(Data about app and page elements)
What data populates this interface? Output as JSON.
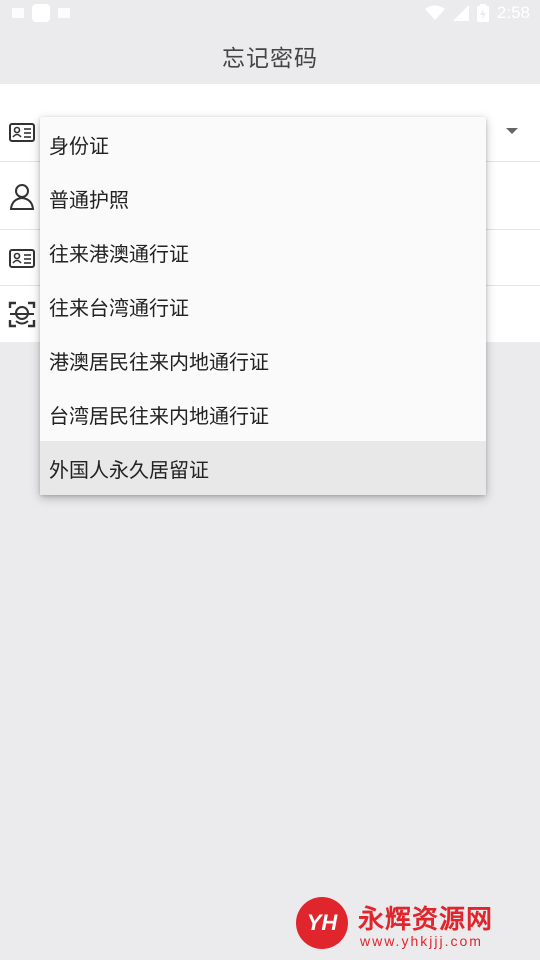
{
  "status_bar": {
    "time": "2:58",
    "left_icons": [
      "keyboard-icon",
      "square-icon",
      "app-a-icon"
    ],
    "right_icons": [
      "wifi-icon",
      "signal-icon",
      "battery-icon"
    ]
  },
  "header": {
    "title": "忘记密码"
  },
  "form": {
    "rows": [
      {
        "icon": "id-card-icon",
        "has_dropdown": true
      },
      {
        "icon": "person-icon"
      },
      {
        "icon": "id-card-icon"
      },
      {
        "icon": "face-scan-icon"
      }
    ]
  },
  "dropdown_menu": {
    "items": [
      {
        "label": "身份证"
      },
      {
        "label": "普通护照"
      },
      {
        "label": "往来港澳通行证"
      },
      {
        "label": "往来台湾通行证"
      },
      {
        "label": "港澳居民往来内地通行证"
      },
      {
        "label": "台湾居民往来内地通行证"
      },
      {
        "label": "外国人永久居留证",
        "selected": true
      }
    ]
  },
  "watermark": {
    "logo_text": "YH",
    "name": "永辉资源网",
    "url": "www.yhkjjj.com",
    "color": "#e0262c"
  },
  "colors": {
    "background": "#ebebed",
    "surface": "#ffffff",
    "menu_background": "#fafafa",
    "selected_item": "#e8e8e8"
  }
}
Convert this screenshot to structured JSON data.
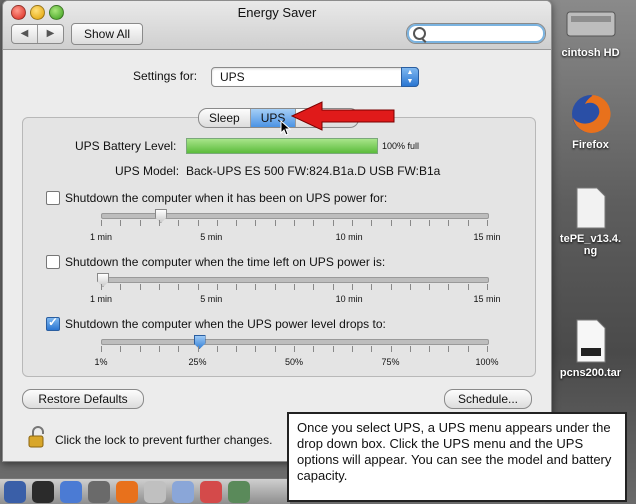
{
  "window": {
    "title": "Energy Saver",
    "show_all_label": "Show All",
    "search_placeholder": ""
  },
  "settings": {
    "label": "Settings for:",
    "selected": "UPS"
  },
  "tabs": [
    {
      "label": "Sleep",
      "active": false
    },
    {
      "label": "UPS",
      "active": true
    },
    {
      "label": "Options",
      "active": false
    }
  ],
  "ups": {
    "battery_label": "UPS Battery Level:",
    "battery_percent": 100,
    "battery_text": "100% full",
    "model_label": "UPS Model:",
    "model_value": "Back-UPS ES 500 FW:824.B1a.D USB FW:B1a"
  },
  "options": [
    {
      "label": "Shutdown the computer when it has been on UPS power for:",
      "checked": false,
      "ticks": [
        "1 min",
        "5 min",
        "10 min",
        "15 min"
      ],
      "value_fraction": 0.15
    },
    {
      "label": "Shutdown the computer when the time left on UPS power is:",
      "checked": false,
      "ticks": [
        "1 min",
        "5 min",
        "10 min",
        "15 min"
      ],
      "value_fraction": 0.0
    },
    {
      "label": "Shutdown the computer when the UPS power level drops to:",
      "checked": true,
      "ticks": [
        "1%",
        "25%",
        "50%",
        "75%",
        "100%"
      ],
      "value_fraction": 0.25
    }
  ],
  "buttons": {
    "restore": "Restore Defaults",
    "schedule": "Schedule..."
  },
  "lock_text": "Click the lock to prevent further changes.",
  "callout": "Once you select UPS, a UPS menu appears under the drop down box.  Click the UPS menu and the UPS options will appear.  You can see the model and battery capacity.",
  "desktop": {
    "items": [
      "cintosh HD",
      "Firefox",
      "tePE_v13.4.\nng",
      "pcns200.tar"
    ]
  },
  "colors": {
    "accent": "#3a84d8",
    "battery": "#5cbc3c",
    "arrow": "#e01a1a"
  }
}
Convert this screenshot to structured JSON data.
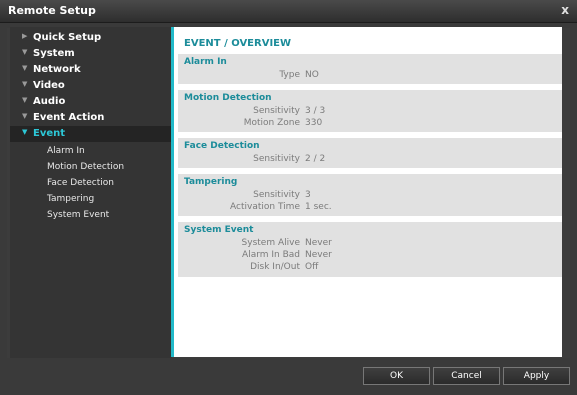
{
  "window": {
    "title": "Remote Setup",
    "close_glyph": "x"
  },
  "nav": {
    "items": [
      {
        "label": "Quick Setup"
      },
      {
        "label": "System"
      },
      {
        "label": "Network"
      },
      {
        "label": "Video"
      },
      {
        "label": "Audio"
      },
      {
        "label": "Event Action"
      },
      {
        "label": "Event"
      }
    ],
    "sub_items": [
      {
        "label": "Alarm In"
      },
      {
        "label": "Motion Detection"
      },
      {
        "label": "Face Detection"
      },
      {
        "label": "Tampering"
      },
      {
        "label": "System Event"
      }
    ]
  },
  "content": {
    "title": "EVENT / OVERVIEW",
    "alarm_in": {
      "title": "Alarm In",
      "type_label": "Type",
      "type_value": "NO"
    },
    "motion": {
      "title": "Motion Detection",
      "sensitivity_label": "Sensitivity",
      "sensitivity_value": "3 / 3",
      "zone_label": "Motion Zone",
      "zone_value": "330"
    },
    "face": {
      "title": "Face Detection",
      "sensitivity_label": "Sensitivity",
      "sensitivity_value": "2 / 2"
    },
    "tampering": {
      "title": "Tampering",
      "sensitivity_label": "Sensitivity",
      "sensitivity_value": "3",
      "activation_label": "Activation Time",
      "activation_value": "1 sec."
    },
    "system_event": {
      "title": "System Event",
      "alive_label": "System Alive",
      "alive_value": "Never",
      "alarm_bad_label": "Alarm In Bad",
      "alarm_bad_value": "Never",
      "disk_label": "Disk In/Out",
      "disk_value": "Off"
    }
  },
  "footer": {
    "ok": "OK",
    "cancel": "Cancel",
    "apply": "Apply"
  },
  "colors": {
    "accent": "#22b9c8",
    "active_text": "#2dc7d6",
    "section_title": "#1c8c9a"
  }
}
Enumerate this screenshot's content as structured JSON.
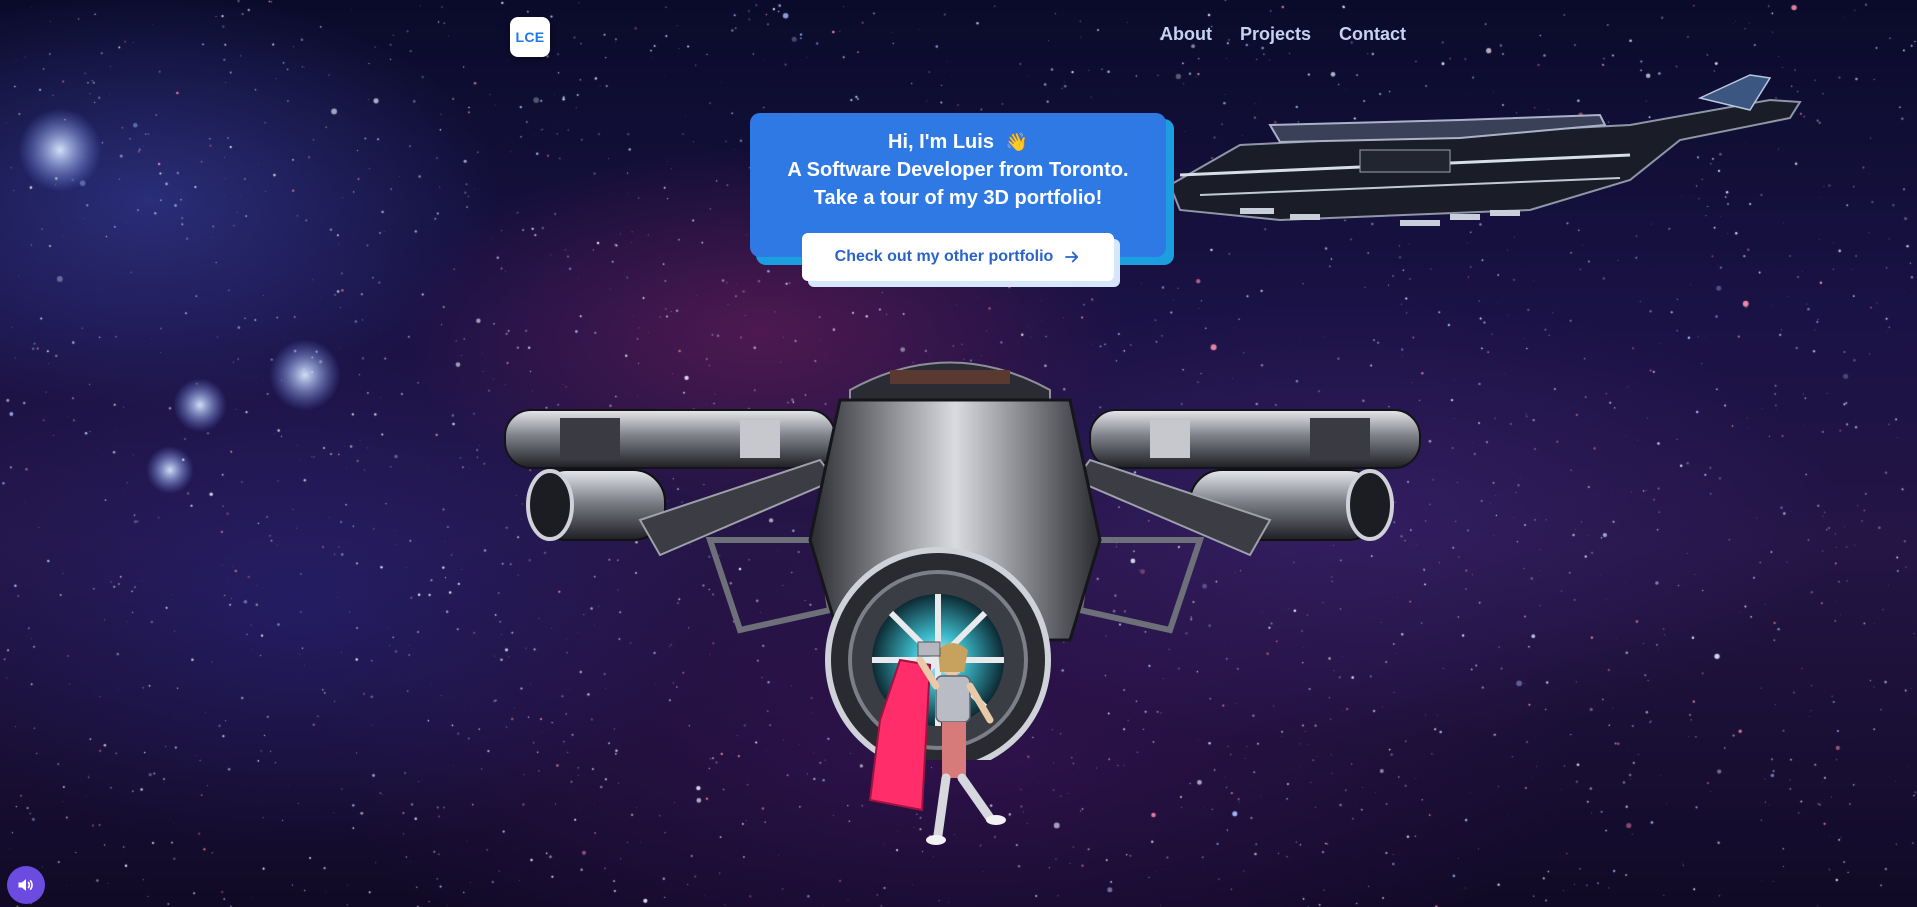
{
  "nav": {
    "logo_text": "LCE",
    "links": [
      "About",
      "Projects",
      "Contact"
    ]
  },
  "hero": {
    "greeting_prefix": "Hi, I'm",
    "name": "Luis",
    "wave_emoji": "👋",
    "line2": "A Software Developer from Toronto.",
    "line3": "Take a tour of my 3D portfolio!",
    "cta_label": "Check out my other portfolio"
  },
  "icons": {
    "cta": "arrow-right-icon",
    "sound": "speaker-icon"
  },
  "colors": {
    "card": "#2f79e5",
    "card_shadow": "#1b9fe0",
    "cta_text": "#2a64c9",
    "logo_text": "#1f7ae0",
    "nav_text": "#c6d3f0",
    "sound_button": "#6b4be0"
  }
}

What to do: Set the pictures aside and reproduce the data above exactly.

Completed exercise:
What data populates this interface? Output as JSON.
{
  "status_bar": {
    "time": "2:58",
    "left_icons": [
      "keyboard-icon",
      "square-icon",
      "app-a-icon"
    ],
    "right_icons": [
      "wifi-icon",
      "signal-icon",
      "battery-icon"
    ]
  },
  "header": {
    "title": "忘记密码"
  },
  "form": {
    "rows": [
      {
        "icon": "id-card-icon",
        "has_dropdown": true
      },
      {
        "icon": "person-icon"
      },
      {
        "icon": "id-card-icon"
      },
      {
        "icon": "face-scan-icon"
      }
    ]
  },
  "dropdown_menu": {
    "items": [
      {
        "label": "身份证"
      },
      {
        "label": "普通护照"
      },
      {
        "label": "往来港澳通行证"
      },
      {
        "label": "往来台湾通行证"
      },
      {
        "label": "港澳居民往来内地通行证"
      },
      {
        "label": "台湾居民往来内地通行证"
      },
      {
        "label": "外国人永久居留证",
        "selected": true
      }
    ]
  },
  "watermark": {
    "logo_text": "YH",
    "name": "永辉资源网",
    "url": "www.yhkjjj.com",
    "color": "#e0262c"
  },
  "colors": {
    "background": "#ebebed",
    "surface": "#ffffff",
    "menu_background": "#fafafa",
    "selected_item": "#e8e8e8"
  }
}
Convert this screenshot to structured JSON data.
{
  "window": {
    "title": "Energy Saver",
    "show_all_label": "Show All",
    "search_placeholder": ""
  },
  "settings": {
    "label": "Settings for:",
    "selected": "UPS"
  },
  "tabs": [
    {
      "label": "Sleep",
      "active": false
    },
    {
      "label": "UPS",
      "active": true
    },
    {
      "label": "Options",
      "active": false
    }
  ],
  "ups": {
    "battery_label": "UPS Battery Level:",
    "battery_percent": 100,
    "battery_text": "100% full",
    "model_label": "UPS Model:",
    "model_value": "Back-UPS ES 500 FW:824.B1a.D USB FW:B1a"
  },
  "options": [
    {
      "label": "Shutdown the computer when it has been on UPS power for:",
      "checked": false,
      "ticks": [
        "1 min",
        "5 min",
        "10 min",
        "15 min"
      ],
      "value_fraction": 0.15
    },
    {
      "label": "Shutdown the computer when the time left on UPS power is:",
      "checked": false,
      "ticks": [
        "1 min",
        "5 min",
        "10 min",
        "15 min"
      ],
      "value_fraction": 0.0
    },
    {
      "label": "Shutdown the computer when the UPS power level drops to:",
      "checked": true,
      "ticks": [
        "1%",
        "25%",
        "50%",
        "75%",
        "100%"
      ],
      "value_fraction": 0.25
    }
  ],
  "buttons": {
    "restore": "Restore Defaults",
    "schedule": "Schedule..."
  },
  "lock_text": "Click the lock to prevent further changes.",
  "callout": "Once you select UPS, a UPS menu appears under the drop down box.  Click the UPS menu and the UPS options will appear.  You can see the model and battery capacity.",
  "desktop": {
    "items": [
      "cintosh HD",
      "Firefox",
      "tePE_v13.4.\nng",
      "pcns200.tar"
    ]
  },
  "colors": {
    "accent": "#3a84d8",
    "battery": "#5cbc3c",
    "arrow": "#e01a1a"
  }
}
Convert this screenshot to structured JSON data.
{
  "window": {
    "title": "Remote Setup",
    "close_glyph": "x"
  },
  "nav": {
    "items": [
      {
        "label": "Quick Setup"
      },
      {
        "label": "System"
      },
      {
        "label": "Network"
      },
      {
        "label": "Video"
      },
      {
        "label": "Audio"
      },
      {
        "label": "Event Action"
      },
      {
        "label": "Event"
      }
    ],
    "sub_items": [
      {
        "label": "Alarm In"
      },
      {
        "label": "Motion Detection"
      },
      {
        "label": "Face Detection"
      },
      {
        "label": "Tampering"
      },
      {
        "label": "System Event"
      }
    ]
  },
  "content": {
    "title": "EVENT / OVERVIEW",
    "alarm_in": {
      "title": "Alarm In",
      "type_label": "Type",
      "type_value": "NO"
    },
    "motion": {
      "title": "Motion Detection",
      "sensitivity_label": "Sensitivity",
      "sensitivity_value": "3 / 3",
      "zone_label": "Motion Zone",
      "zone_value": "330"
    },
    "face": {
      "title": "Face Detection",
      "sensitivity_label": "Sensitivity",
      "sensitivity_value": "2 / 2"
    },
    "tampering": {
      "title": "Tampering",
      "sensitivity_label": "Sensitivity",
      "sensitivity_value": "3",
      "activation_label": "Activation Time",
      "activation_value": "1 sec."
    },
    "system_event": {
      "title": "System Event",
      "alive_label": "System Alive",
      "alive_value": "Never",
      "alarm_bad_label": "Alarm In Bad",
      "alarm_bad_value": "Never",
      "disk_label": "Disk In/Out",
      "disk_value": "Off"
    }
  },
  "footer": {
    "ok": "OK",
    "cancel": "Cancel",
    "apply": "Apply"
  },
  "colors": {
    "accent": "#22b9c8",
    "active_text": "#2dc7d6",
    "section_title": "#1c8c9a"
  }
}
Enumerate this screenshot's content as structured JSON.
{
  "nav": {
    "logo_text": "LCE",
    "links": [
      "About",
      "Projects",
      "Contact"
    ]
  },
  "hero": {
    "greeting_prefix": "Hi, I'm",
    "name": "Luis",
    "wave_emoji": "👋",
    "line2": "A Software Developer from Toronto.",
    "line3": "Take a tour of my 3D portfolio!",
    "cta_label": "Check out my other portfolio"
  },
  "icons": {
    "cta": "arrow-right-icon",
    "sound": "speaker-icon"
  },
  "colors": {
    "card": "#2f79e5",
    "card_shadow": "#1b9fe0",
    "cta_text": "#2a64c9",
    "logo_text": "#1f7ae0",
    "nav_text": "#c6d3f0",
    "sound_button": "#6b4be0"
  }
}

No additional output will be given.